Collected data

-*-

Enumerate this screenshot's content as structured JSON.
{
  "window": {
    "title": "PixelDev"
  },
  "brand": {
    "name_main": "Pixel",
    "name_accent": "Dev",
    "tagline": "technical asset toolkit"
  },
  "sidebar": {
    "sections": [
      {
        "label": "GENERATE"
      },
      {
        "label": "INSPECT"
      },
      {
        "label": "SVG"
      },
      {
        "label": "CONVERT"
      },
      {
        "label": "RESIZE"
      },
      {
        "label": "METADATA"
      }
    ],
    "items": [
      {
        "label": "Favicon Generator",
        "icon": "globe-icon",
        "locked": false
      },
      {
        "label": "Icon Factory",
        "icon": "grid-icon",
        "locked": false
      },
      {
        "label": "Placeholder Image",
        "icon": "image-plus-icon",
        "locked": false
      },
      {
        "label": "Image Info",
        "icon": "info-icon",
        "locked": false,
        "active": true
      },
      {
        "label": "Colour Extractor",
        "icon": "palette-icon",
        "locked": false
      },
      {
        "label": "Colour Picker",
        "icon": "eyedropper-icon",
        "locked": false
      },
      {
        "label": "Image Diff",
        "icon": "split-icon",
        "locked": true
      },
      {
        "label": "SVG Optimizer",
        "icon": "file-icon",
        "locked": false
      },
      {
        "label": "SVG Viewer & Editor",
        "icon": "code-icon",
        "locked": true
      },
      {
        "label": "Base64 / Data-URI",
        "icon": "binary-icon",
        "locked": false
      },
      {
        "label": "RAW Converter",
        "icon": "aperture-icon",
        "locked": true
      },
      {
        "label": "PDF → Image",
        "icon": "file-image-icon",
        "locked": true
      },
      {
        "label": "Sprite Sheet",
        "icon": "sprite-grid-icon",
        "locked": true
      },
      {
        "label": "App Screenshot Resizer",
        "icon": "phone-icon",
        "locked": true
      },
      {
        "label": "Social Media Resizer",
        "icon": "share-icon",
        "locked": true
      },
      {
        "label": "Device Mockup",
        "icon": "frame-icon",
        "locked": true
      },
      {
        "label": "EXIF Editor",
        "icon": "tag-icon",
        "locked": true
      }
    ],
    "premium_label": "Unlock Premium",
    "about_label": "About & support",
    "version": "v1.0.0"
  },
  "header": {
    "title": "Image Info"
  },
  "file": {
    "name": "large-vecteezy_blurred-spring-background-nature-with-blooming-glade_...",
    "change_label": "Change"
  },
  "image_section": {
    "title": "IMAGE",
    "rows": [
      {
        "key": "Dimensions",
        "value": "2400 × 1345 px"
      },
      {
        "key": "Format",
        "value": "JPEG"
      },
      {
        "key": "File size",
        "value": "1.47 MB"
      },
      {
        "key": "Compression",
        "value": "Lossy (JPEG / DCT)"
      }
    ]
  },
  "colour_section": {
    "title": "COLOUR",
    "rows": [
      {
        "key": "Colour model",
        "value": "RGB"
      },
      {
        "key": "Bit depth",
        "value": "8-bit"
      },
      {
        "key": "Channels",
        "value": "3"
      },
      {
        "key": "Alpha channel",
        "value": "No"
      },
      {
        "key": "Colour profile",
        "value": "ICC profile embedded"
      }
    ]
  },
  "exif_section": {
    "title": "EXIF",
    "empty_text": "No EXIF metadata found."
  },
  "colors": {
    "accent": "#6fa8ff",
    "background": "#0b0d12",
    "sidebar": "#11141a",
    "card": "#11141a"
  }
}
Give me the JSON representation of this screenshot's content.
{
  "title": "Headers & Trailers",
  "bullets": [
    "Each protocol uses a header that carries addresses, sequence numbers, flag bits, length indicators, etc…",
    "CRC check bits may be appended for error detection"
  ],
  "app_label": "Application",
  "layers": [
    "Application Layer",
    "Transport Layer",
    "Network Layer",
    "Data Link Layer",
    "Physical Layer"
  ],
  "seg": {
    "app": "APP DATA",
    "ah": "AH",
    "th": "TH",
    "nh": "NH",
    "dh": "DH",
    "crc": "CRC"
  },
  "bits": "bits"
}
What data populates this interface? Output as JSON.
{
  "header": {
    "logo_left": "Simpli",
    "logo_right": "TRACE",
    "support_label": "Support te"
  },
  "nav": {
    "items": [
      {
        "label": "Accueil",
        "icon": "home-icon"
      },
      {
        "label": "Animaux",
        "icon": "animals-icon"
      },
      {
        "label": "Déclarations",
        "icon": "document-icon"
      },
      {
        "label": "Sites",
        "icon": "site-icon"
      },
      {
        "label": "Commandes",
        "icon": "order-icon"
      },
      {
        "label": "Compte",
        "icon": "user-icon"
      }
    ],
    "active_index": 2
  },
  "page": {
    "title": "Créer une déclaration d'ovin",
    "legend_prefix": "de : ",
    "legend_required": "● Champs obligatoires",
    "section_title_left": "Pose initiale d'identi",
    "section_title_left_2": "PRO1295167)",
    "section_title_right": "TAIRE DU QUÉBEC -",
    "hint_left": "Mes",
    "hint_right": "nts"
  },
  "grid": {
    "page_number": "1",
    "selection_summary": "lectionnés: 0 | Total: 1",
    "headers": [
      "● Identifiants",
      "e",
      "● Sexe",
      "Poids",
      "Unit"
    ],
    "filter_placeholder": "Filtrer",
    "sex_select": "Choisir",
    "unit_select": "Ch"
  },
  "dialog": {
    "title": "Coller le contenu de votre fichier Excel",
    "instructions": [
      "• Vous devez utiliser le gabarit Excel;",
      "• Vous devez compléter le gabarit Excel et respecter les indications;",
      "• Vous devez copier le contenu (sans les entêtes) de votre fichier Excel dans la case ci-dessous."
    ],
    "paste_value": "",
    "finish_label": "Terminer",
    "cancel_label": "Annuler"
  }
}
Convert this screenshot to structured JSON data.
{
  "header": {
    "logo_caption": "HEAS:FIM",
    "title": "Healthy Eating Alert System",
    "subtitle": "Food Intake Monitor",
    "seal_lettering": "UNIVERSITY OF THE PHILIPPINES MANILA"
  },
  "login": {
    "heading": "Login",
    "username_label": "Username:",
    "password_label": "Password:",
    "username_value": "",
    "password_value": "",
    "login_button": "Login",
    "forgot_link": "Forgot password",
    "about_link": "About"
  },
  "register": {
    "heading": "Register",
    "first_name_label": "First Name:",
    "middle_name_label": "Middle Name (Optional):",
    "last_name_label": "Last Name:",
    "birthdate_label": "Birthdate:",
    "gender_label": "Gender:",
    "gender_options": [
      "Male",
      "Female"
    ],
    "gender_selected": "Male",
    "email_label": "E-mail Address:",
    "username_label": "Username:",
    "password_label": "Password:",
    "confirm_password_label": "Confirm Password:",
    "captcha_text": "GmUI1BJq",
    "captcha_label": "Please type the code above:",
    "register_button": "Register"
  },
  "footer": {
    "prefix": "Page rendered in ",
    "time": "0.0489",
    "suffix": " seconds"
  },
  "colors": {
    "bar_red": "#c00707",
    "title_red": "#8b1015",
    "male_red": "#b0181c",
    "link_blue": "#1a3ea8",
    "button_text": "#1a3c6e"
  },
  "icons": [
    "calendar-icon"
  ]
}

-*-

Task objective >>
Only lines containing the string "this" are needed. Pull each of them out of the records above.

Task answer >>
Enumerate this screenshot's content as structured JSON.
Give me the JSON representation of this screenshot's content.
What data populates this interface? Output as JSON.
Convert this screenshot to structured JSON data.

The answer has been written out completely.